or cord about the neck was used symbolically to denote that the accused was
worthy of decapitation or hanging or servitude or slavery. In England, until
recent centuries punishments were horrible and inhuman. As late as the 17th
century the punishments for treason and all crimes were absurd and severe.
Until 1827, the penalty for theft in England and all Canadian colonies was
hanging and there are numerous instances of this penalty for very petty
thefts within the past one hundred and fifty years. Fortunately humanity has
modified our penal methods; the punishment now fits the crime and fits as
well the criminal.
Now Freemasonry adopted the
present obsecrations and penalties at a time when they were familiar to
everyone and regarded as proper and reasonable. No Freemason in his sane
senses entertains the view that he may or is bound to take the law into his
own hands and punish a brother Mason for violation of oath in the manner of
the penalty of his obligation. We are all bound to observe the present laws
of society, not those which have been repealed. The only Masonic penalty is
suspension or expulsion; the scorn and detestation of the Craft.
An obsecration was, and is,
part of all ancient and modern oaths. The Romans said; "May the gods destroy
me!" or "May I die", for the offence of false swearing was not against man
but against the gods, and false swearing was to be punished by the gods and
not by man. "May the gods destroy me" means "I am so convinced of the truth
of what I say that I am willing to be destroyed by the gods if what I say is
untrue." There was no notion or agreement to submit to death at the hands of
his fellows. When a Mason adds a penalty to his obligations he declares that
he is worthy of such a penalty, if he speaks untruly, or that such a
punishment would be just and proper. "May I die if this be not true, or if I
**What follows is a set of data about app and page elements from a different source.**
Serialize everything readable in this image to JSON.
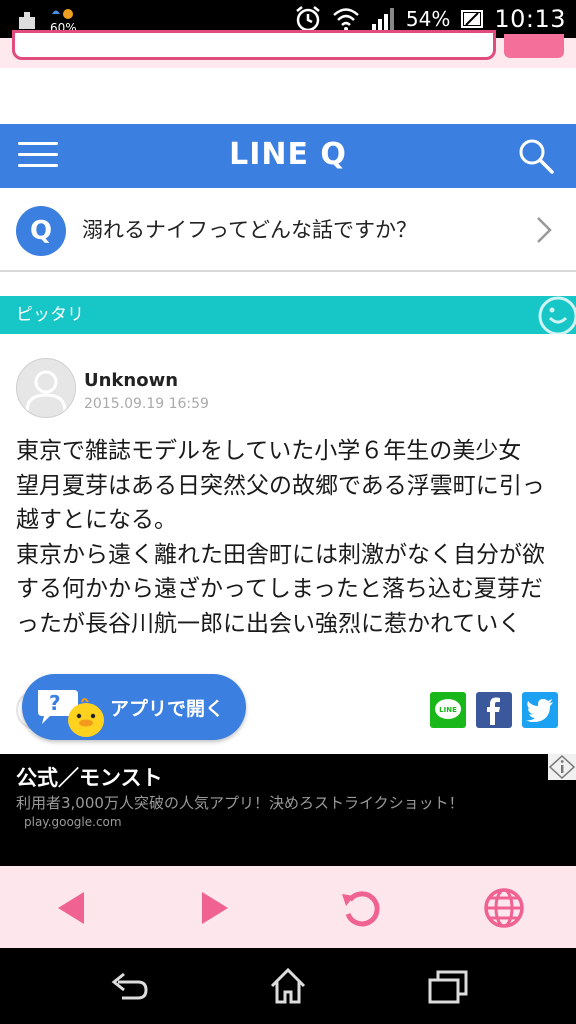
{
  "status_bar": {
    "battery_small": "60%",
    "battery_percent": "54%",
    "time": "10:13"
  },
  "header": {
    "logo": "LINE Q"
  },
  "question": {
    "badge": "Q",
    "text": "溺れるナイフってどんな話ですか？"
  },
  "category": {
    "label": "ピッタリ"
  },
  "answer": {
    "user_name": "Unknown",
    "timestamp": "2015.09.19 16:59",
    "body": "東京で雑誌モデルをしていた小学６年生の美少女\n望月夏芽はある日突然父の故郷である浮雲町に引っ越すとになる。\n東京から遠く離れた田舎町には刺激がなく自分が欲する何かから遠ざかってしまったと落ち込む夏芽だったが長谷川航一郎に出会い強烈に惹かれていく"
  },
  "app_open": {
    "label": "アプリで開く"
  },
  "share": {
    "line_label": "LINE"
  },
  "ad": {
    "title": "公式／モンスト",
    "description": "利用者3,000万人突破の人気アプリ！決めろストライクショット！",
    "source": "play.google.com"
  },
  "colors": {
    "header_blue": "#3b7fe0",
    "category_teal": "#17c6c6",
    "browser_pink": "#f06292",
    "line_green": "#19b719",
    "facebook_blue": "#3a589b",
    "twitter_blue": "#1da1f2"
  }
}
keep not my vow" said the ancient. Not "may any man put me to death"!
In Masonic penalties there is
an invocation of God's vengeance should the maker of the obligation violate
it; and not a submission to human punishment. Man's vengeance is confined to
contempt and infamy which the perjury incurs.
The use of a "sharp
instrument" in our ceremonies is an intimation that a punishment awaits all
who violate their obligations, a reminder that the violation of any duty
brings its own penalty; the way of the transgressor is hard; "The wages of
sin is death." Masonic penalties are symbolical as are all parts of Masonic
Again obligations with
archaic phrases and penalties link us up with the long past. This modern age
is too hasty and too often irreverent of the past and of historical
continuity. The Church does not discard ancient practices merely because
they are old. The glory of the Church is its many links with the past; they
are evidence of continuity and authenticity.
Again, and most important,
these penalties are part of a universal system of penalties in Freemasonry
and the basis of unchangeable means of recognition everywhere throughout the
Our obligations bind every
member to the society and its aims and objects, make him feel his
brotherhood with other members of the lodge and the Freemasonry throughout
the world and with all who have taken the same obligations. Again our
obligations require all brethren to adopt a certain course of action towards
others who are brethren; our obedience to a summons; our duty to help aid
and assist others; to refrain from injuring others; to refrain from Masonic
intercourse with outsiders, and with irregular Freemasons and to
discountenance all irregularities and immoralities.
The ideal Mason is one whose
word is his bond; who can be depended upon to do what he undertakes to do;
to be what he ought to be; who recognizes his obligations, not only to his
fellows in Freemasonry, but to his brother man as well. To take a Masonic
obligation is to declare allegiance to all Masonic principles, so that he
may be accepted as a responsible member of the family of Masons. I accept
you, you accept me, because we have knelt at the same altar, taken the same
obligations, and are bound to the same service. Let the world rave and
criticize as it will; it can never tear down the structure we have built
which we call Brotherhood.
Designs Upon the Trestle Board
A Publication of lectures and talks
compiled by the Kings Count District (Nova Scotia)
Masonic Education Committee, 1984